Skip Navigation

William Charles Inboden

William Charles Inboden

Executive Director of the Clements Center and Associate Professor of Public Affairs


Contact Info

512-471-2411
SRH 3.368
inboden@austin.utexas.edu

William Inboden is Executive Director of the William P. Clements, Jr. Center for History, Strategy, and Statecraft at the University of Texas-Austin. He also serves as Associate Professor at the LBJ School of Public Affairs and Distinguished Scholar at the Robert S. Strauss Center for International Security and Law. Inboden’s other current roles include Non-Resident Fellow with the German Marshall Fund of the United States, Senior Advisor with Avascent International, and Associate Scholar with Georgetown University’s Religious Freedom Project. Previously he served as Senior Director for Strategic Planning on the National Security Council at the White House, where he worked on a range of foreign policy issues including the National Security Strategy, strategic forecasting, democracy and governance, contingency planning, counter-radicalization, and multilateral institutions and initiatives. Inboden also worked at the Department of State as a Member of the Policy Planning Staff and a Special Advisor in the Office of International Religious Freedom, and has worked as a staff member in both the United States Senate and the House of Representatives

Inboden has also served as Senior Vice President of the London-based Legatum Institute, and as a Civitas Fellow at the American Enterprise Institute. He is a contributing editor to Foreign Policy magazine, and his commentary has appeared in numerous outlets including the Wall Street Journal, New York Times, Washington Post, NPR, Sky News, and BBC. He has lectured widely in academic and policy settings, and received numerous research and professional development fellowships. He is the author of Religion and American Foreign Policy, 1945-1960: The Soul of Containment (Cambridge University Press) as well as numerous articles and book chapters. Inboden received his Ph.D. and M.A. degrees in history from Yale University, and his A.B. from Stanford University.

Education

Ph.D., M.Phil. and M.A. degrees in History, Yale University

Current Positions

Assistant Professor of Public Affairs, LBJ School of Public Affairs; Associate, National Intelligence Council (2007-present)

Previous Positions

Senior Vice-President, Legatum Institute (2007-2010); Senior Director of Strategic Planning and Institutional Reform, National Security Council, White House (2005-2007); Member, Policy Planning Staff, Department of State (2004-2005); Special Advisor, Office of International Religious Freedom, Department of State (2002-2004); Civitas Fellow, American Enterprise Institute (2001-2002); Congressional Fellow, Office of Congressman Tom DeLay (1997-1998); Congressional Fellow, Office of Senator Sam Nunn (1995-1997)
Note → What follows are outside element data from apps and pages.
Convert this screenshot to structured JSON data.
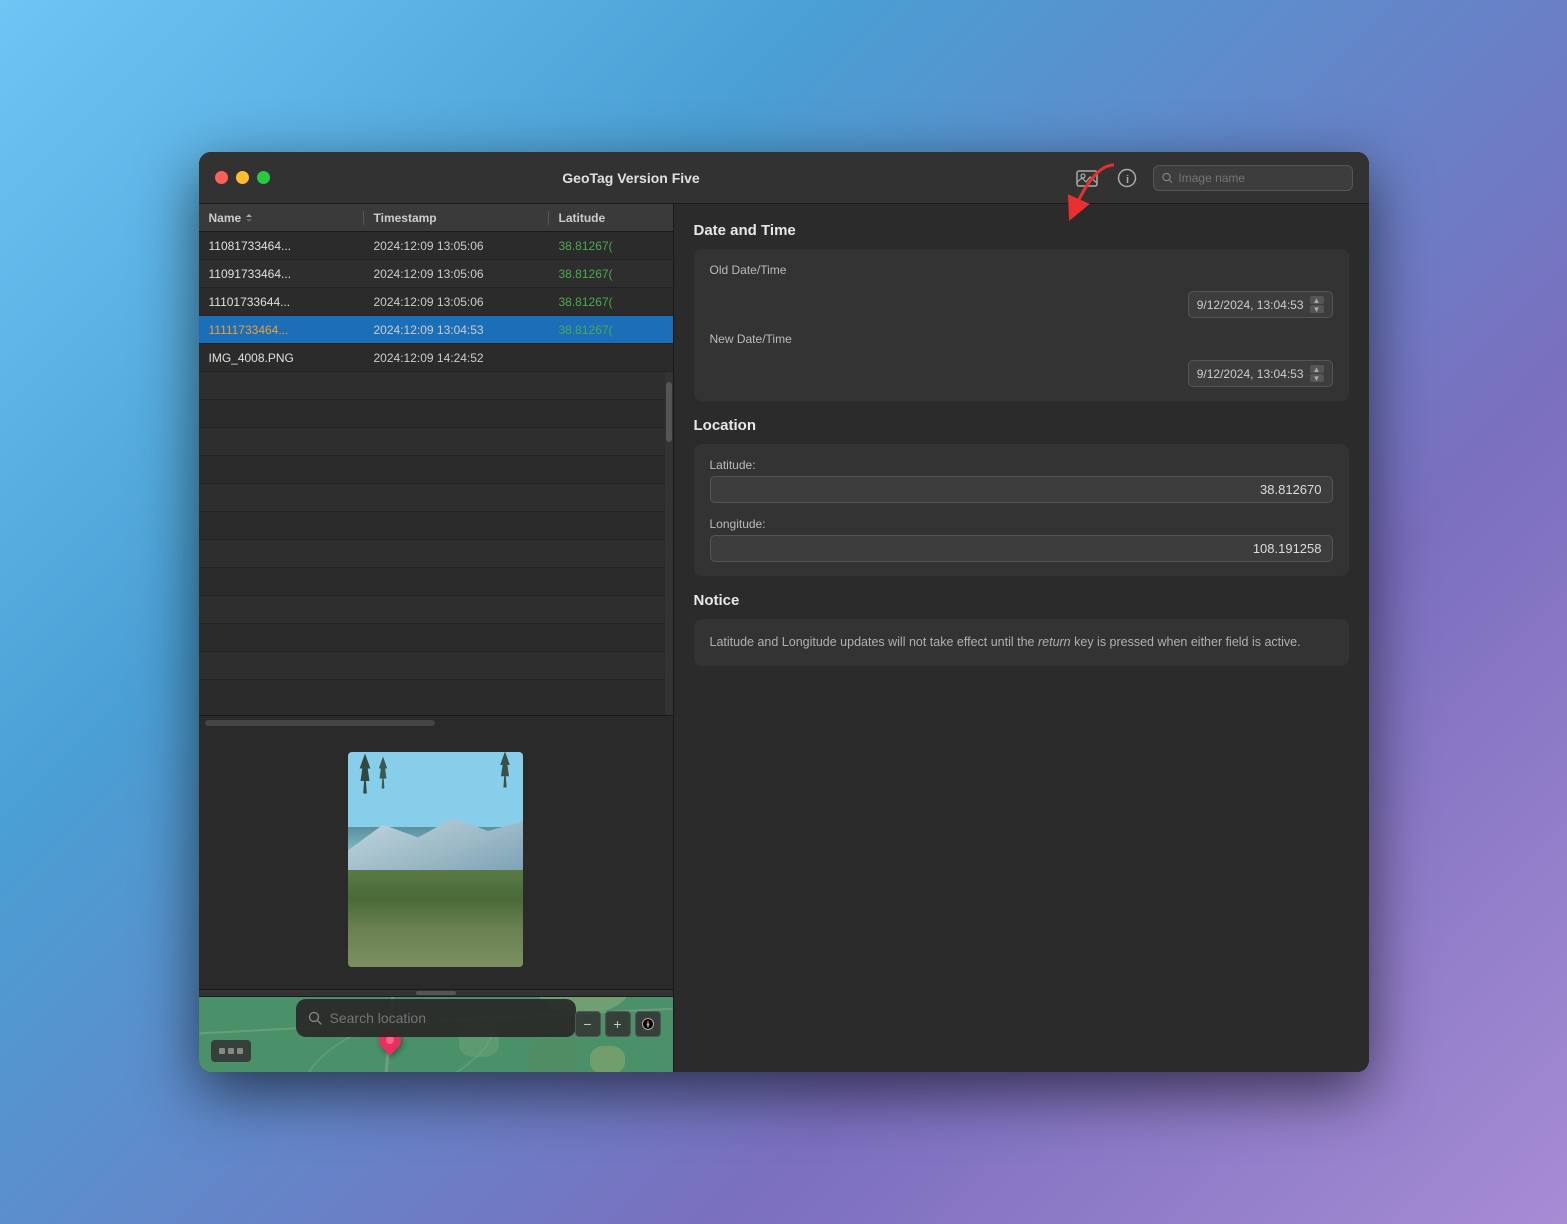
{
  "window": {
    "title": "GeoTag Version Five"
  },
  "titlebar": {
    "search_placeholder": "Image name"
  },
  "table": {
    "headers": {
      "name": "Name",
      "timestamp": "Timestamp",
      "latitude": "Latitude"
    },
    "rows": [
      {
        "name": "11081733464...",
        "timestamp": "2024:12:09 13:05:06",
        "latitude": "38.81267(",
        "selected": false
      },
      {
        "name": "11091733464...",
        "timestamp": "2024:12:09 13:05:06",
        "latitude": "38.81267(",
        "selected": false
      },
      {
        "name": "11101733644...",
        "timestamp": "2024:12:09 13:05:06",
        "latitude": "38.81267(",
        "selected": false
      },
      {
        "name": "11111733464...",
        "timestamp": "2024:12:09 13:04:53",
        "latitude": "38.81267(",
        "selected": true
      },
      {
        "name": "IMG_4008.PNG",
        "timestamp": "2024:12:09 14:24:52",
        "latitude": "",
        "selected": false
      }
    ]
  },
  "right_panel": {
    "date_time_section": "Date and Time",
    "old_date_label": "Old Date/Time",
    "old_date_value": "9/12/2024, 13:04:53",
    "new_date_label": "New Date/Time",
    "new_date_value": "9/12/2024, 13:04:53",
    "location_section": "Location",
    "latitude_label": "Latitude:",
    "latitude_value": "38.812670",
    "longitude_label": "Longitude:",
    "longitude_value": "108.191258",
    "notice_section": "Notice",
    "notice_text": "Latitude and Longitude updates will not take effect until the ",
    "notice_italic": "return",
    "notice_text2": " key is pressed when either field is active."
  },
  "map": {
    "search_placeholder": "Search location",
    "zoom_minus": "−",
    "zoom_plus": "+"
  }
}
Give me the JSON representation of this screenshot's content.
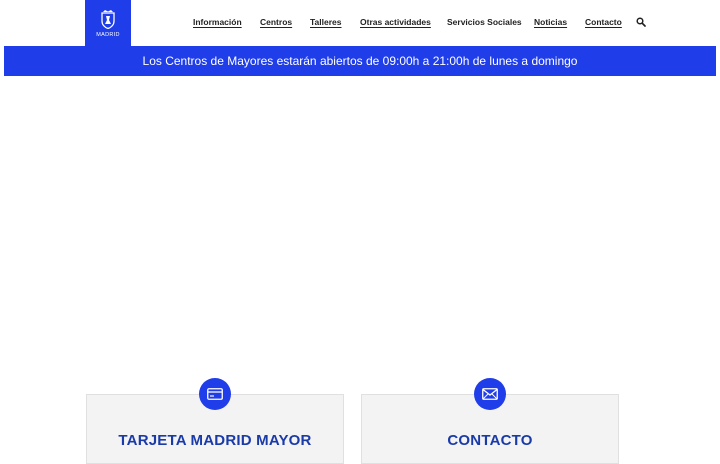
{
  "logo": {
    "text": "MADRID"
  },
  "nav": {
    "items": [
      {
        "label": "Información"
      },
      {
        "label": "Centros"
      },
      {
        "label": "Talleres"
      },
      {
        "label": "Otras actividades"
      },
      {
        "label": "Servicios Sociales"
      },
      {
        "label": "Noticias"
      },
      {
        "label": "Contacto"
      }
    ]
  },
  "banner": {
    "text": "Los Centros de Mayores estarán abiertos de 09:00h a 21:00h de lunes a domingo"
  },
  "cards": [
    {
      "title": "TARJETA MADRID MAYOR",
      "icon": "credit-card-icon"
    },
    {
      "title": "CONTACTO",
      "icon": "envelope-icon"
    }
  ],
  "colors": {
    "brand": "#1f3de8",
    "card_title": "#1a3aa8",
    "card_bg": "#f3f3f3"
  }
}
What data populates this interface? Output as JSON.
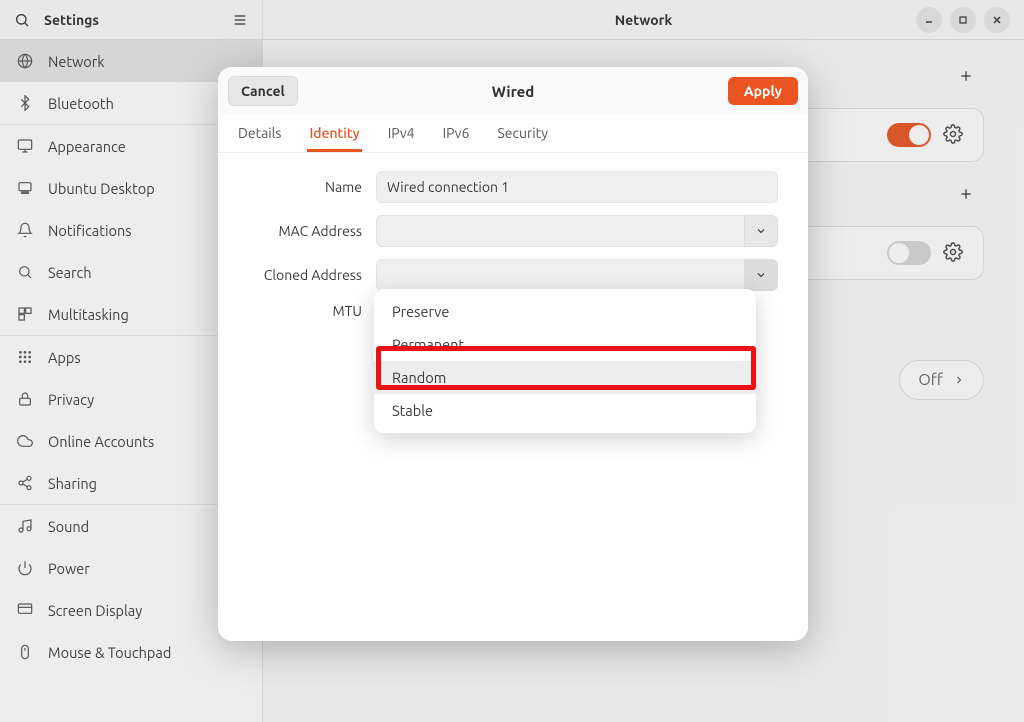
{
  "topbar": {
    "settings_title": "Settings",
    "page_title": "Network"
  },
  "sidebar": {
    "items": [
      {
        "label": "Network",
        "icon": "globe",
        "active": true
      },
      {
        "label": "Bluetooth",
        "icon": "bluetooth",
        "active": false
      },
      {
        "sep": true
      },
      {
        "label": "Appearance",
        "icon": "display",
        "active": false
      },
      {
        "label": "Ubuntu Desktop",
        "icon": "desktop",
        "active": false
      },
      {
        "label": "Notifications",
        "icon": "bell",
        "active": false
      },
      {
        "label": "Search",
        "icon": "search",
        "active": false
      },
      {
        "label": "Multitasking",
        "icon": "windows",
        "active": false
      },
      {
        "sep": true
      },
      {
        "label": "Apps",
        "icon": "grid",
        "active": false
      },
      {
        "label": "Privacy",
        "icon": "lock",
        "active": false
      },
      {
        "label": "Online Accounts",
        "icon": "cloud",
        "active": false
      },
      {
        "label": "Sharing",
        "icon": "share",
        "active": false
      },
      {
        "sep": true
      },
      {
        "label": "Sound",
        "icon": "music",
        "active": false
      },
      {
        "label": "Power",
        "icon": "power",
        "active": false
      },
      {
        "label": "Screen Display",
        "icon": "monitor",
        "active": false
      },
      {
        "label": "Mouse & Touchpad",
        "icon": "mouse",
        "active": false
      }
    ]
  },
  "content": {
    "off_label": "Off"
  },
  "dialog": {
    "cancel": "Cancel",
    "apply": "Apply",
    "title": "Wired",
    "tabs": [
      "Details",
      "Identity",
      "IPv4",
      "IPv6",
      "Security"
    ],
    "active_tab": "Identity",
    "labels": {
      "name": "Name",
      "mac": "MAC Address",
      "cloned": "Cloned Address",
      "mtu": "MTU"
    },
    "values": {
      "name": "Wired connection 1",
      "mac": "",
      "cloned": ""
    },
    "dropdown": [
      "Preserve",
      "Permanent",
      "Random",
      "Stable"
    ],
    "hovered_option": "Random"
  }
}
“Statecraft, Decision Making, and the Varieties of Historical Experience: A Taxonomy,” Journal of Strategic Studies, volume 36, Issue 6, 2013.

“The Prophetic Conflict: Reinhold Niebuhr, Christian Realism, and World War II,” Diplomatic History, volume 37, Issue 4, August 2013.

Co-Editor, “Shadow Government (Foreign Policy.com: 2009-present)

Author, “The Irony of a Globalizing Future,” in Law and Religion: Historical and Philosophical Perspectives, (Editor, Gerald Bradley, Cambridge University Press, forthcoming)

Co-Author with Peter Feaver, “A Strategic Planning Cell on National Security at the White House,” in Avoiding Trivia: The Role of Strategic Planning in American Foreign Policy, (Editor, Daniel Drezner, Brookings Institution Press, 2009)

Author, Religion and American Foreign Policy, 1945-1960: The Soul Containment,  (Cambridge University Press, 2008)

Author, “The International Religious Freedom Act: A View From Congress,” in Religious Persecution as a U.S. Policy Issue, (Editors, Rosalind I.J. Hackett, Mark Silk, and Dennis Hoover, Hartford, CT: Center for the Study of Religion in Public Life, 2000) 

Author of numerous articles, reports, and reviews on foreign policy issues